A survey of the field of existing computer systems for analyzing natural language. The following areas are covered: parsing, semantic analysis and discourse analysis. Students will be required to analyze human language using a specific programming language such as PROLOG, LISP, or Pascal. 3 sh.

Prerequisites: APLN 500. Restricted to MA students in Applied Linguistics (APLN) only.

APLN552: Current Issues in Natural Language Processing (3 hours lecture)

An investigation of the two methodologies that dominate speech and natural language processing: rule-based and probabilistic system design. The two methodologies will be compared in light of their suitability for language processing applications in syntactic and morphological analysis, speech synthesis and recognition, and text classification and information retrieval. 3 sh.

Prerequisites: ALPN 500. Restricted to MA students in Applied Linguistics (APLN) only.

APLN553: Text Analysis Tools (1.5 hours lecture, 1.5 hours lab)

An introduction to the computer analysis of text for use in research and teaching. Students learn to develop software to search and manipulate written text and transcribed speech.

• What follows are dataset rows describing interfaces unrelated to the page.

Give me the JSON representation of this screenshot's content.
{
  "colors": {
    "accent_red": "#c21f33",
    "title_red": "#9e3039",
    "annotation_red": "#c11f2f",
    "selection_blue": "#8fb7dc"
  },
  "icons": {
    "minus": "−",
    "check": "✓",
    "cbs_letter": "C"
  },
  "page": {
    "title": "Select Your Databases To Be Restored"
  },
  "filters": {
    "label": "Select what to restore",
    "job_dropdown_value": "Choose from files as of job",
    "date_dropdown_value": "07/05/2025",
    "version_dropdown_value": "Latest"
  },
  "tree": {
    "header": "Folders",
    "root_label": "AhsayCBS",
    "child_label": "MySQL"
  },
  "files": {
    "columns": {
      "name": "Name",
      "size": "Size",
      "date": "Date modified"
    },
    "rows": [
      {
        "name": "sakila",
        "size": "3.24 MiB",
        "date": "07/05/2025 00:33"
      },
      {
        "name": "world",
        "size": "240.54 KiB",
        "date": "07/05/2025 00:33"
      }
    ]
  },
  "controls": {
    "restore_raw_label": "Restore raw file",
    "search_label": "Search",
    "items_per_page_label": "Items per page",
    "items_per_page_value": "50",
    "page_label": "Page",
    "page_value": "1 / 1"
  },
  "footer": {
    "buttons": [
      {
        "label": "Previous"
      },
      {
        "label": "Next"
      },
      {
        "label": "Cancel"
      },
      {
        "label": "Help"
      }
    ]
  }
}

Applications in computer assisted language learning, corpus linguistics, lexicography, and translation are considered. 3 sh.

APLN560: Translation Theory (3 hours lecture)

An exploration of the principles involved in providing semantic "equivalents" between two languages, emphasizing the problems of translating a variety of different types of texts which reflect major cross-cultural differences. 3 sh.

Prerequisites: APLN 500. Restricted to MA students in Applied Linguistics (APLN) only.

APLN570: The Structure of American Sign Language (3 hours lecture)

The study of American sign language, or ASL, the manual language of many deaf Americans. This course approaches ASL from a linguistic perspective, examining its semantics, grammar, and "phonology", and comparing ASL with English and other spoken languages. ASL is also compared with other manual languages used in America, including signed English and "total communication". The educational implications of ASL and other manual languages are discussed. 3 sh.

Prerequisites: APLN 500. Restricted to MA students in Applied Linguistics (APLN) only.

CSIT501: Computer Science Foundations I (4 hours lecture)

An introduction to programming using a structured high level language, design of algorithms, character strings, recursion, data structures, numerical computing. May not be used for credit by Mathematics or Computer Science majors. Previous course CMPT 505 effective through Spring 2015. 4 sh.

Prerequisites: Graduate coordinator's permission.

CSIT503: Computer Science Foundations III (4 hours lecture)

A continuation of CSIT 501. Design and analysis of data structures, pointers, linked representations, linear lists, trees, storage systems and structures, database design. Previous course CMPT 507 effective through Spring 2015. 4 sh.

Prerequisites: CSIT 501 and CSIT 504 and permission of graduate coordinator.

CSIT504: Computer Science Foundations IV (4 hours lecture)

Sets, relations, functions, graphs, trees, propositional calculus, induction and recursion, applications to computer science. May not be used for credit by Mathematics or Computer Science majors. Previous course MATH 501 effective through Spring 2015. 4 sh.

Prerequisites: Graduate program coordinator's permission.